◆ Extracted entries ◆
····················

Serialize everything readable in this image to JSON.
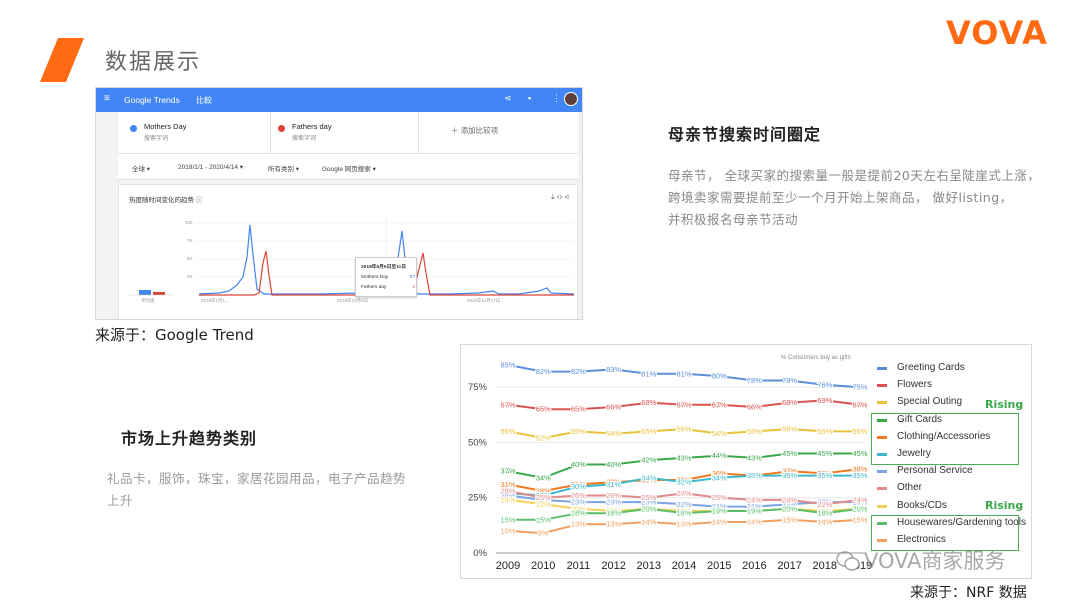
{
  "slide": {
    "title": "数据展示",
    "brand": "VOVA",
    "accent_color": "#ff6a13"
  },
  "trends": {
    "brand": "Google Trends",
    "mode": "比較",
    "icons": [
      "share-icon",
      "feedback-icon",
      "apps-icon",
      "avatar"
    ],
    "terms": [
      {
        "name": "Mothers Day",
        "sub": "搜索字词",
        "color": "#4285f4"
      },
      {
        "name": "Fathers day",
        "sub": "搜索字词",
        "color": "#db4437"
      }
    ],
    "add_term": "＋  添加比较项",
    "filters": {
      "region": "全球  ▾",
      "range": "2018/1/1 - 2020/4/14  ▾",
      "category": "所有类别  ▾",
      "source": "Google 网页搜索  ▾"
    },
    "card_title": "热度随时间变化的趋势  ⓘ",
    "card_icons": "⤓  ‹›  ⋖",
    "y_ticks": [
      "100",
      "75",
      "50",
      "25"
    ],
    "x_ticks": [
      "2018年1月1...",
      "2018年12月9日",
      "2019年11月17日"
    ],
    "avg_label": "平均值",
    "tooltip": {
      "date": "2019年5月5日至11日",
      "rows": [
        {
          "name": "Mothers Day",
          "value": "87",
          "color": "#4285f4"
        },
        {
          "name": "Fathers day",
          "value": "4",
          "color": "#db4437"
        }
      ]
    }
  },
  "source1": "来源于：Google Trend",
  "right_block": {
    "heading": "母亲节搜索时间圈定",
    "lines": [
      "母亲节，  全球买家的搜索量一般是提前20天左右呈陡崖式上涨，",
      "跨境卖家需要提前至少一个月开始上架商品，  做好listing，",
      "并积极报名母亲节活动"
    ]
  },
  "left_block": {
    "heading": "市场上升趋势类别",
    "lines": [
      "礼品卡，服饰，珠宝，家居花园用品，电子产品趋势",
      "上升"
    ]
  },
  "chart_data": {
    "type": "line",
    "title": "",
    "note": "% Consumers buy as gifts",
    "xlabel": "",
    "ylabel": "",
    "x": [
      "2009",
      "2010",
      "2011",
      "2012",
      "2013",
      "2014",
      "2015",
      "2016",
      "2017",
      "2018",
      "2019"
    ],
    "ylim": [
      0,
      85
    ],
    "y_ticks": [
      "0%",
      "25%",
      "50%",
      "75%"
    ],
    "legend_position": "right",
    "series": [
      {
        "name": "Greeting Cards",
        "color": "#5b8fd9",
        "values": [
          85,
          82,
          82,
          83,
          81,
          81,
          80,
          78,
          78,
          76,
          75
        ]
      },
      {
        "name": "Flowers",
        "color": "#d9534f",
        "values": [
          67,
          65,
          65,
          66,
          68,
          67,
          67,
          66,
          68,
          69,
          67
        ]
      },
      {
        "name": "Special Outing",
        "color": "#e8c33a",
        "values": [
          55,
          52,
          55,
          54,
          55,
          56,
          54,
          55,
          56,
          55,
          55
        ]
      },
      {
        "name": "Gift Cards",
        "color": "#3aa84a",
        "values": [
          37,
          34,
          40,
          40,
          42,
          43,
          44,
          43,
          45,
          45,
          45
        ]
      },
      {
        "name": "Clothing/Accessories",
        "color": "#f07a20",
        "values": [
          31,
          28,
          31,
          32,
          33,
          33,
          36,
          35,
          37,
          36,
          38
        ]
      },
      {
        "name": "Jewelry",
        "color": "#3fb8c9",
        "values": [
          27,
          26,
          30,
          31,
          34,
          32,
          34,
          35,
          35,
          35,
          35
        ]
      },
      {
        "name": "Personal Service",
        "color": "#7aa3e0",
        "values": [
          26,
          24,
          23,
          23,
          23,
          22,
          21,
          21,
          22,
          23,
          23
        ]
      },
      {
        "name": "Other",
        "color": "#e08a8a",
        "values": [
          28,
          25,
          26,
          26,
          25,
          27,
          25,
          24,
          24,
          22,
          24
        ]
      },
      {
        "name": "Books/CDs",
        "color": "#f2d15a",
        "values": [
          24,
          22,
          20,
          19,
          20,
          19,
          19,
          19,
          20,
          19,
          20
        ]
      },
      {
        "name": "Housewares/Gardening tools",
        "color": "#5bbf6a",
        "values": [
          15,
          15,
          18,
          18,
          20,
          18,
          19,
          19,
          20,
          18,
          20
        ]
      },
      {
        "name": "Electronics",
        "color": "#f0a060",
        "values": [
          10,
          9,
          13,
          13,
          14,
          13,
          14,
          14,
          15,
          14,
          15
        ]
      }
    ],
    "rising_label": "Rising"
  },
  "watermark": "VOVA商家服务",
  "source2": "来源于：NRF 数据"
}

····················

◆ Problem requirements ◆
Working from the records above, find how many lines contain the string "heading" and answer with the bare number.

◆ Solution for this task ◆
2